In the records that come next, find every line with "label". Return those lines.

Records drawn from a dataset

=-=-=

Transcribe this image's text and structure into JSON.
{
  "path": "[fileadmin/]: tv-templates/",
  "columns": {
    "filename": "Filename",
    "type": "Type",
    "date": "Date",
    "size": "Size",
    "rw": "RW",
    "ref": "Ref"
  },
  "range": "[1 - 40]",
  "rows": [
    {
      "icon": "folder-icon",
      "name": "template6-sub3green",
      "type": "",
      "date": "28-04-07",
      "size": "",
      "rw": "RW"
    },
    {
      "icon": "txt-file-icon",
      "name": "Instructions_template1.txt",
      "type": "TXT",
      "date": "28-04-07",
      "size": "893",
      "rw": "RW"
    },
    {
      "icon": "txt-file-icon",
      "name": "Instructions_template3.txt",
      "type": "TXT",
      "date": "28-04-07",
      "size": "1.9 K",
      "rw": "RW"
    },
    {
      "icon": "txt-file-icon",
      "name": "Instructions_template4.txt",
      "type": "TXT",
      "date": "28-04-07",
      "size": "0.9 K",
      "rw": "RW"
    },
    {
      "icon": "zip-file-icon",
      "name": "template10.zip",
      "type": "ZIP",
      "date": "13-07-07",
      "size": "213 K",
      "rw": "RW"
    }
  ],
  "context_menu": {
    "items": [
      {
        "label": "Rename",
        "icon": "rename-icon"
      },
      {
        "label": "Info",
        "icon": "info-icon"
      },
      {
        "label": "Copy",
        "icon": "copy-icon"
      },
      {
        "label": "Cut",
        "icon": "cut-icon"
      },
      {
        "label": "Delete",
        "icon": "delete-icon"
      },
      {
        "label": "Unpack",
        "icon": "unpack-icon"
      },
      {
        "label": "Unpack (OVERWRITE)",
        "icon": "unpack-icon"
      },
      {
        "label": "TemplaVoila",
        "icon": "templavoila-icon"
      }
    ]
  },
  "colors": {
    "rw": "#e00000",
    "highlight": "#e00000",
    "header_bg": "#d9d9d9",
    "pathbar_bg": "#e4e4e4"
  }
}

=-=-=

▶ [Expected answer]
        "label": "Rename",
        "label": "Info",
        "label": "Copy",
        "label": "Cut",
        "label": "Delete",
        "label": "Unpack",
        "label": "Unpack (OVERWRITE)",
        "label": "TemplaVoila",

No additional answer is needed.